Entries from a dataset of interfaces
--- START ---

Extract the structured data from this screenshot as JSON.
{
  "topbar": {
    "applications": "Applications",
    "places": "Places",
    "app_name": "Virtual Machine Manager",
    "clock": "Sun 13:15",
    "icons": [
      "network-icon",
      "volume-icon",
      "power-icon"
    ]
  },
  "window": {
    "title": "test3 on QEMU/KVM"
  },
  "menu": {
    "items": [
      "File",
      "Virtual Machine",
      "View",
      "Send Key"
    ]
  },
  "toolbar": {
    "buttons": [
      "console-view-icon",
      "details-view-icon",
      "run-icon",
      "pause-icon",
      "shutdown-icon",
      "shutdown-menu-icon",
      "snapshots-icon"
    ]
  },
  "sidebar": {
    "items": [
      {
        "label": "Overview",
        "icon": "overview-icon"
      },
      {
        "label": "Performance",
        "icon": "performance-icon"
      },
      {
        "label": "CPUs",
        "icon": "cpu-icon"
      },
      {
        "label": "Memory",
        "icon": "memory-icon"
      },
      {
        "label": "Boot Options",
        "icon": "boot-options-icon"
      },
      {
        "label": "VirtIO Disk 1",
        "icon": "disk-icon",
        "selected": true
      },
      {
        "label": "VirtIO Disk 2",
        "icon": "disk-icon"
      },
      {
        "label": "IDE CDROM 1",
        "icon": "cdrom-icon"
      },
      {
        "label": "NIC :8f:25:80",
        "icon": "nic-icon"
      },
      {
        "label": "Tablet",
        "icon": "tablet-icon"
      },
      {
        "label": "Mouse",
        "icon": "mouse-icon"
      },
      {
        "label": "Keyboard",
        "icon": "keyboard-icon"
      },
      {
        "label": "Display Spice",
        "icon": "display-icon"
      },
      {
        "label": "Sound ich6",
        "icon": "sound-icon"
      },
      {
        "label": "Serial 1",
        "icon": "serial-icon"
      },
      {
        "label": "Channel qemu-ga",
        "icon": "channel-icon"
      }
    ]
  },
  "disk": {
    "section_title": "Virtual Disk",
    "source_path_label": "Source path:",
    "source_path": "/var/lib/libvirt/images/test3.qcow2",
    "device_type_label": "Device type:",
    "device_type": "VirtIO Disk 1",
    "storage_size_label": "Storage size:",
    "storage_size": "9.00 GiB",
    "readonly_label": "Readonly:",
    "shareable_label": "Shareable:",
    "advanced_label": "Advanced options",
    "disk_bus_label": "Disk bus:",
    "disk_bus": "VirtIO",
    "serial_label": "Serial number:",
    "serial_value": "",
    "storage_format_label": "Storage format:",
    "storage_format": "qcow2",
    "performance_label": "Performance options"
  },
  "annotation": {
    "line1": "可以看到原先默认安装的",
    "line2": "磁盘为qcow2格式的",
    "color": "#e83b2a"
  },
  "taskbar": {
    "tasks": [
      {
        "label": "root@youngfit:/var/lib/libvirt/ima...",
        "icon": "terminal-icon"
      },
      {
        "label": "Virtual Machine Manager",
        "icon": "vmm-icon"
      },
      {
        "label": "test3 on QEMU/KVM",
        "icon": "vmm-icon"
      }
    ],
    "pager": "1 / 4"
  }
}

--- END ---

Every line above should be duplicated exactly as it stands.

Extract the structured data from this screenshot as JSON.
{
  "topbar": {
    "applications": "Applications",
    "places": "Places",
    "app_name": "Virtual Machine Manager",
    "clock": "Sun 13:15",
    "icons": [
      "network-icon",
      "volume-icon",
      "power-icon"
    ]
  },
  "window": {
    "title": "test3 on QEMU/KVM"
  },
  "menu": {
    "items": [
      "File",
      "Virtual Machine",
      "View",
      "Send Key"
    ]
  },
  "toolbar": {
    "buttons": [
      "console-view-icon",
      "details-view-icon",
      "run-icon",
      "pause-icon",
      "shutdown-icon",
      "shutdown-menu-icon",
      "snapshots-icon"
    ]
  },
  "sidebar": {
    "items": [
      {
        "label": "Overview",
        "icon": "overview-icon"
      },
      {
        "label": "Performance",
        "icon": "performance-icon"
      },
      {
        "label": "CPUs",
        "icon": "cpu-icon"
      },
      {
        "label": "Memory",
        "icon": "memory-icon"
      },
      {
        "label": "Boot Options",
        "icon": "boot-options-icon"
      },
      {
        "label": "VirtIO Disk 1",
        "icon": "disk-icon",
        "selected": true
      },
      {
        "label": "VirtIO Disk 2",
        "icon": "disk-icon"
      },
      {
        "label": "IDE CDROM 1",
        "icon": "cdrom-icon"
      },
      {
        "label": "NIC :8f:25:80",
        "icon": "nic-icon"
      },
      {
        "label": "Tablet",
        "icon": "tablet-icon"
      },
      {
        "label": "Mouse",
        "icon": "mouse-icon"
      },
      {
        "label": "Keyboard",
        "icon": "keyboard-icon"
      },
      {
        "label": "Display Spice",
        "icon": "display-icon"
      },
      {
        "label": "Sound ich6",
        "icon": "sound-icon"
      },
      {
        "label": "Serial 1",
        "icon": "serial-icon"
      },
      {
        "label": "Channel qemu-ga",
        "icon": "channel-icon"
      }
    ]
  },
  "disk": {
    "section_title": "Virtual Disk",
    "source_path_label": "Source path:",
    "source_path": "/var/lib/libvirt/images/test3.qcow2",
    "device_type_label": "Device type:",
    "device_type": "VirtIO Disk 1",
    "storage_size_label": "Storage size:",
    "storage_size": "9.00 GiB",
    "readonly_label": "Readonly:",
    "shareable_label": "Shareable:",
    "advanced_label": "Advanced options",
    "disk_bus_label": "Disk bus:",
    "disk_bus": "VirtIO",
    "serial_label": "Serial number:",
    "serial_value": "",
    "storage_format_label": "Storage format:",
    "storage_format": "qcow2",
    "performance_label": "Performance options"
  },
  "annotation": {
    "line1": "可以看到原先默认安装的",
    "line2": "磁盘为qcow2格式的",
    "color": "#e83b2a"
  },
  "taskbar": {
    "tasks": [
      {
        "label": "root@youngfit:/var/lib/libvirt/ima...",
        "icon": "terminal-icon"
      },
      {
        "label": "Virtual Machine Manager",
        "icon": "vmm-icon"
      },
      {
        "label": "test3 on QEMU/KVM",
        "icon": "vmm-icon"
      }
    ],
    "pager": "1 / 4"
  }
}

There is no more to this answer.